- WHAT IS EXPECTED -
Output every line of the data exactly as it appears.

- - -

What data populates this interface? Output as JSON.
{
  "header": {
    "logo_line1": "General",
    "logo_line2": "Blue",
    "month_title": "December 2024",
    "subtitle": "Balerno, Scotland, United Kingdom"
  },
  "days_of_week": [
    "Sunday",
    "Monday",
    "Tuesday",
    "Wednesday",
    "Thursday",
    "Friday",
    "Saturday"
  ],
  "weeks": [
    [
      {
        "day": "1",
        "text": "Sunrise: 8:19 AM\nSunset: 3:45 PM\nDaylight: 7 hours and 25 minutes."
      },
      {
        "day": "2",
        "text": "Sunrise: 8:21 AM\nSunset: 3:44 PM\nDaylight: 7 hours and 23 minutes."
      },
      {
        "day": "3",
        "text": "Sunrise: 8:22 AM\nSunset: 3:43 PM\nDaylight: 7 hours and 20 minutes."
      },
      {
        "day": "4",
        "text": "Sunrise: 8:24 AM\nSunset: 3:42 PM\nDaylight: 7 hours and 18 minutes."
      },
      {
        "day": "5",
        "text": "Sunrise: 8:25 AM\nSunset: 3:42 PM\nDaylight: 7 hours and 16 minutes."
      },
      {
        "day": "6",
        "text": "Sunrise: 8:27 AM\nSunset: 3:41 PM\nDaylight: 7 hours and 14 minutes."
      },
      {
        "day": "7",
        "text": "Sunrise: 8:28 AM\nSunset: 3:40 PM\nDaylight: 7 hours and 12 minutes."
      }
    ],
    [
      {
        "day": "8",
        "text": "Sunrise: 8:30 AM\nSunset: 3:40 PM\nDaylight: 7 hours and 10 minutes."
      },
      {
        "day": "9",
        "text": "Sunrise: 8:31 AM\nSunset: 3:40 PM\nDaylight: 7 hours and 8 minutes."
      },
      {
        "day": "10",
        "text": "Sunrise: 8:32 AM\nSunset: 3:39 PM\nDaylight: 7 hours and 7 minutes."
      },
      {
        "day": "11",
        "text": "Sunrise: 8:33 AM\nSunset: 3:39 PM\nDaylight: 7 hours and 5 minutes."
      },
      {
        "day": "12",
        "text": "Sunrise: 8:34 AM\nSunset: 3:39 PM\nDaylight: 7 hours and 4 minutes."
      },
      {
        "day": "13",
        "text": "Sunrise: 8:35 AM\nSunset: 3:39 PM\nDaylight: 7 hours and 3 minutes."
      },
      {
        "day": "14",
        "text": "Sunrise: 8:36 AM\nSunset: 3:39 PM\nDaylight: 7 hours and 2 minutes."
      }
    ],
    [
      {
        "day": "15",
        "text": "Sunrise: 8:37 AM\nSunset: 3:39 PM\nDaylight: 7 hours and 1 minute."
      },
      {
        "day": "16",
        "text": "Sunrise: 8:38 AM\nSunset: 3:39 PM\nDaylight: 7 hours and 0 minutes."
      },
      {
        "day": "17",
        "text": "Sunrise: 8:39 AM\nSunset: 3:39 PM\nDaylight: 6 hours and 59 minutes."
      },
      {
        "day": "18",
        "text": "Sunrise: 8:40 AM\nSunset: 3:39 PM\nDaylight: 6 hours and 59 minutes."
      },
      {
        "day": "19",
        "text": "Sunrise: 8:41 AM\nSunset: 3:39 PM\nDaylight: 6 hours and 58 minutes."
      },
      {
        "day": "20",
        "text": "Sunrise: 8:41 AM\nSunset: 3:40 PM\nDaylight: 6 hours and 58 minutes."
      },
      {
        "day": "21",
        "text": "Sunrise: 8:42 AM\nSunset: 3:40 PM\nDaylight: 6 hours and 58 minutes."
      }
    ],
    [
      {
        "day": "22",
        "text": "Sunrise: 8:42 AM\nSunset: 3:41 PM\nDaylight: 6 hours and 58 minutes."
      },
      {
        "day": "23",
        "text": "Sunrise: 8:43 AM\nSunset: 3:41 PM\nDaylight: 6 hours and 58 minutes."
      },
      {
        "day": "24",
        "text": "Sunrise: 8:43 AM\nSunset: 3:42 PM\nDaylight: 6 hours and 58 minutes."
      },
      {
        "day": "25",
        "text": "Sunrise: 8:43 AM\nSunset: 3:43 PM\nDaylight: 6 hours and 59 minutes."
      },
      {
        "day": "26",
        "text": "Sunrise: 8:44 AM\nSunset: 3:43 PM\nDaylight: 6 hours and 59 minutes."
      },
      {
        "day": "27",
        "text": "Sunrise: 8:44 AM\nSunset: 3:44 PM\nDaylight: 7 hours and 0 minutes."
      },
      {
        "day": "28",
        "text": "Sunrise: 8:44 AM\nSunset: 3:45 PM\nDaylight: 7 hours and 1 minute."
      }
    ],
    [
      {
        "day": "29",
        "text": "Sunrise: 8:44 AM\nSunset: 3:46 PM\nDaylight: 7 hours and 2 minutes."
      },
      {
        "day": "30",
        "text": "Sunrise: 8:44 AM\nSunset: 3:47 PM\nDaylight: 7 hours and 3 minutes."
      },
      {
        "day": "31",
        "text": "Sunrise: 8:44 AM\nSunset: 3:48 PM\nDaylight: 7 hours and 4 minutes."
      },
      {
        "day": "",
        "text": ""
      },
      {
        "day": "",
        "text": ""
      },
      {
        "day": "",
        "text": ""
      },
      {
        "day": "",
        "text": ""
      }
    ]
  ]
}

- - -

- PROBLEM SOLUTION -
What data populates this interface? Output as JSON.
{
  "header": {
    "logo_line1": "General",
    "logo_line2": "Blue",
    "month_title": "December 2024",
    "subtitle": "Balerno, Scotland, United Kingdom"
  },
  "days_of_week": [
    "Sunday",
    "Monday",
    "Tuesday",
    "Wednesday",
    "Thursday",
    "Friday",
    "Saturday"
  ],
  "weeks": [
    [
      {
        "day": "1",
        "text": "Sunrise: 8:19 AM\nSunset: 3:45 PM\nDaylight: 7 hours and 25 minutes."
      },
      {
        "day": "2",
        "text": "Sunrise: 8:21 AM\nSunset: 3:44 PM\nDaylight: 7 hours and 23 minutes."
      },
      {
        "day": "3",
        "text": "Sunrise: 8:22 AM\nSunset: 3:43 PM\nDaylight: 7 hours and 20 minutes."
      },
      {
        "day": "4",
        "text": "Sunrise: 8:24 AM\nSunset: 3:42 PM\nDaylight: 7 hours and 18 minutes."
      },
      {
        "day": "5",
        "text": "Sunrise: 8:25 AM\nSunset: 3:42 PM\nDaylight: 7 hours and 16 minutes."
      },
      {
        "day": "6",
        "text": "Sunrise: 8:27 AM\nSunset: 3:41 PM\nDaylight: 7 hours and 14 minutes."
      },
      {
        "day": "7",
        "text": "Sunrise: 8:28 AM\nSunset: 3:40 PM\nDaylight: 7 hours and 12 minutes."
      }
    ],
    [
      {
        "day": "8",
        "text": "Sunrise: 8:30 AM\nSunset: 3:40 PM\nDaylight: 7 hours and 10 minutes."
      },
      {
        "day": "9",
        "text": "Sunrise: 8:31 AM\nSunset: 3:40 PM\nDaylight: 7 hours and 8 minutes."
      },
      {
        "day": "10",
        "text": "Sunrise: 8:32 AM\nSunset: 3:39 PM\nDaylight: 7 hours and 7 minutes."
      },
      {
        "day": "11",
        "text": "Sunrise: 8:33 AM\nSunset: 3:39 PM\nDaylight: 7 hours and 5 minutes."
      },
      {
        "day": "12",
        "text": "Sunrise: 8:34 AM\nSunset: 3:39 PM\nDaylight: 7 hours and 4 minutes."
      },
      {
        "day": "13",
        "text": "Sunrise: 8:35 AM\nSunset: 3:39 PM\nDaylight: 7 hours and 3 minutes."
      },
      {
        "day": "14",
        "text": "Sunrise: 8:36 AM\nSunset: 3:39 PM\nDaylight: 7 hours and 2 minutes."
      }
    ],
    [
      {
        "day": "15",
        "text": "Sunrise: 8:37 AM\nSunset: 3:39 PM\nDaylight: 7 hours and 1 minute."
      },
      {
        "day": "16",
        "text": "Sunrise: 8:38 AM\nSunset: 3:39 PM\nDaylight: 7 hours and 0 minutes."
      },
      {
        "day": "17",
        "text": "Sunrise: 8:39 AM\nSunset: 3:39 PM\nDaylight: 6 hours and 59 minutes."
      },
      {
        "day": "18",
        "text": "Sunrise: 8:40 AM\nSunset: 3:39 PM\nDaylight: 6 hours and 59 minutes."
      },
      {
        "day": "19",
        "text": "Sunrise: 8:41 AM\nSunset: 3:39 PM\nDaylight: 6 hours and 58 minutes."
      },
      {
        "day": "20",
        "text": "Sunrise: 8:41 AM\nSunset: 3:40 PM\nDaylight: 6 hours and 58 minutes."
      },
      {
        "day": "21",
        "text": "Sunrise: 8:42 AM\nSunset: 3:40 PM\nDaylight: 6 hours and 58 minutes."
      }
    ],
    [
      {
        "day": "22",
        "text": "Sunrise: 8:42 AM\nSunset: 3:41 PM\nDaylight: 6 hours and 58 minutes."
      },
      {
        "day": "23",
        "text": "Sunrise: 8:43 AM\nSunset: 3:41 PM\nDaylight: 6 hours and 58 minutes."
      },
      {
        "day": "24",
        "text": "Sunrise: 8:43 AM\nSunset: 3:42 PM\nDaylight: 6 hours and 58 minutes."
      },
      {
        "day": "25",
        "text": "Sunrise: 8:43 AM\nSunset: 3:43 PM\nDaylight: 6 hours and 59 minutes."
      },
      {
        "day": "26",
        "text": "Sunrise: 8:44 AM\nSunset: 3:43 PM\nDaylight: 6 hours and 59 minutes."
      },
      {
        "day": "27",
        "text": "Sunrise: 8:44 AM\nSunset: 3:44 PM\nDaylight: 7 hours and 0 minutes."
      },
      {
        "day": "28",
        "text": "Sunrise: 8:44 AM\nSunset: 3:45 PM\nDaylight: 7 hours and 1 minute."
      }
    ],
    [
      {
        "day": "29",
        "text": "Sunrise: 8:44 AM\nSunset: 3:46 PM\nDaylight: 7 hours and 2 minutes."
      },
      {
        "day": "30",
        "text": "Sunrise: 8:44 AM\nSunset: 3:47 PM\nDaylight: 7 hours and 3 minutes."
      },
      {
        "day": "31",
        "text": "Sunrise: 8:44 AM\nSunset: 3:48 PM\nDaylight: 7 hours and 4 minutes."
      },
      {
        "day": "",
        "text": ""
      },
      {
        "day": "",
        "text": ""
      },
      {
        "day": "",
        "text": ""
      },
      {
        "day": "",
        "text": ""
      }
    ]
  ]
}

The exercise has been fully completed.